News & Current Affairs
30 April 2014
ICAC, Watson and the Coalition slush funds
The NSW ICAC has sent a shiver through the Federal Liberal Party as Geoffrey Watson SC starts to hone in on its network of slush funds, writes Sydney bureau chief Ross Jones.
A shiver has just run through the Coalition.
It took a little over two hours for counsel assisting the NSW ICAC, Geoffrey Watson SC, to lay bare the modus operandi of the Liberal Party's fundraising laundromats.
Experience says Watson does not make allegations he can't substantiate with proof to spare.
Here's a rundown.
On an almost minor, local level, fronts like Eightybyfive sent sham invoices for work not done to outfits who needed a favour:
If Watson is right (see above) the following NSW State MPs: Darren Webber, the member for Wyong; Chris Spence, the member for The Entrance; and Hartcher, the member for Terrigal, all obtained their seats corruptly.
Too late now to overturn the results, apparently, but the NSW Libs will need to look out next round, or perhaps even in the by-elections that may be brought about by some stints in Cessnock Correctional.
The now infamous Australian Water Holdings (AWH) gave them a few bob, as did the now floundering mining tycoon Nathan Tinkler.

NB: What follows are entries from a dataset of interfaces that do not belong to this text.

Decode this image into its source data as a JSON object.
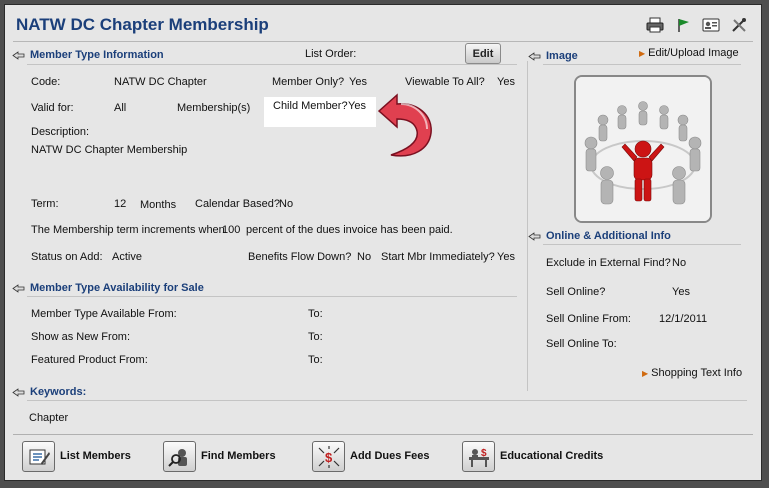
{
  "window": {
    "title": "NATW DC Chapter Membership"
  },
  "toolbar_icons": [
    "printer-icon",
    "flag-icon",
    "id-card-icon",
    "tools-icon"
  ],
  "member_type": {
    "section_title": "Member Type Information",
    "list_order_label": "List Order:",
    "edit_label": "Edit",
    "code_label": "Code:",
    "code_value": "NATW DC Chapter",
    "member_only_label": "Member Only?",
    "member_only_value": "Yes",
    "viewable_label": "Viewable To All?",
    "viewable_value": "Yes",
    "valid_for_label": "Valid for:",
    "valid_for_value": "All",
    "memberships_label": "Membership(s)",
    "child_member_label": "Child Member?",
    "child_member_value": "Yes",
    "description_label": "Description:",
    "description_value": "NATW DC Chapter Membership",
    "term_label": "Term:",
    "term_value": "12",
    "term_unit": "Months",
    "calendar_label": "Calendar Based?",
    "calendar_value": "No",
    "increment_prefix": "The Membership term increments when",
    "increment_value": "100",
    "increment_suffix": "percent of the dues invoice has been paid.",
    "status_label": "Status on Add:",
    "status_value": "Active",
    "benefits_label": "Benefits Flow Down?",
    "benefits_value": "No",
    "start_label": "Start Mbr Immediately?",
    "start_value": "Yes"
  },
  "availability": {
    "section_title": "Member Type Availability for Sale",
    "rows": [
      {
        "label": "Member Type Available From:",
        "to": "To:"
      },
      {
        "label": "Show as New From:",
        "to": "To:"
      },
      {
        "label": "Featured Product From:",
        "to": "To:"
      }
    ]
  },
  "keywords": {
    "section_title": "Keywords:",
    "value": "Chapter"
  },
  "image": {
    "section_title": "Image",
    "edit_link": "Edit/Upload Image"
  },
  "online": {
    "section_title": "Online & Additional Info",
    "exclude_label": "Exclude in External Find?",
    "exclude_value": "No",
    "sell_online_label": "Sell Online?",
    "sell_online_value": "Yes",
    "sell_from_label": "Sell Online From:",
    "sell_from_value": "12/1/2011",
    "sell_to_label": "Sell Online To:",
    "shopping_link": "Shopping Text Info"
  },
  "bottom_buttons": [
    {
      "label": "List Members",
      "icon": "list-members-icon"
    },
    {
      "label": "Find Members",
      "icon": "find-members-icon"
    },
    {
      "label": "Add Dues Fees",
      "icon": "add-dues-icon"
    },
    {
      "label": "Educational Credits",
      "icon": "educational-credits-icon"
    }
  ],
  "colors": {
    "section_title": "#1b3f7a",
    "callout_arrow": "#e04050",
    "link_marker": "#d06a10"
  }
}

Watson said Tinkler hoped Hartcher could smooth the way for the construction of a coal loading terminal in Newcastle.
The $5,000 Marie Ficarra accepted from property developer Tony Merhi, the same five grand that saw her stand aside as a member of the Liberal Party, went straight to Eightbyfive.
(Incidentally, ICAC heard that the name Eightbyfive was randomly-generated and has, in itself, no meaning at all.)
Once ICAC moved beyond the allegations of small town graft, things start to become much more interesting.
Hartcher's office, Watson related, also channelled $165,000 to an entity called the Free Enterprise Foundation.
The operation was set up as a discretionary trust in 1981 and, according to Watson:
Watson alleges the foundation's main activity is to funnel funds from anonymous dirty donors straight into the Liberal Party's coffers.
But where did all this black money go?
Between 1 July 2010 and 30 June 2012, the NSW Liberal Party received $693,000 (mostly in the lead up to the 2011 state election); $30,000 to the SA Liberal Party, $11,000 to the Dame Pattie Menzies Liberal Foundation (which according to Watson, "found its way directly back into the coffers of the NSW Liberal Party"; and $388,000 to the Federal Liberal Party,
The $388,000 to the Federal Libs stands out.
Who put this money in and who benefitted from it?
Joe Hockey has his select little fundraising group, The North Sydney Forum, which at one time had AWH as a member. It later repaid money received from AWH.
We know it is only a hop step and jump, via Arthur Sinodinos, from AWH to the very heart of the Liberal Party.
Are the Federal Libs any different? With a bit of luck we will see.
Back in April 2011, Sandi Keane and Barry Everingham wrote a significant piece discussing secret donations to the Liberal Party through the Free Enterprise Foundation, the Liberal Party investment entity, the Cormack Foundation, as well as the Greenfields Foundation, which the AEC investigated in 1998.
The AEC found the following concerning Greenfields:
Interestingly, this variable rental cover story seems to follow a similar pattern to another slush fund appearing in the media recently, that of Altum Pty Ltd, a wholly owned subsidiary of the LNP in Queensland. Altum allegedly played a key role in funding the election campaigns of several Sunshine Coast MPs, including Mal 'Ashbygate' Brough.
As ICAC starts to sniff around the edges of the Federal Liberal Party, you can imagine the pressure that will be brought to bear on the astounding and revelatory NSW Corruption Commission, which has performed its work with immense diligence and skill, and with neither fear nor favour.
We nominate Geoff Watson for Australian of the year, hands down.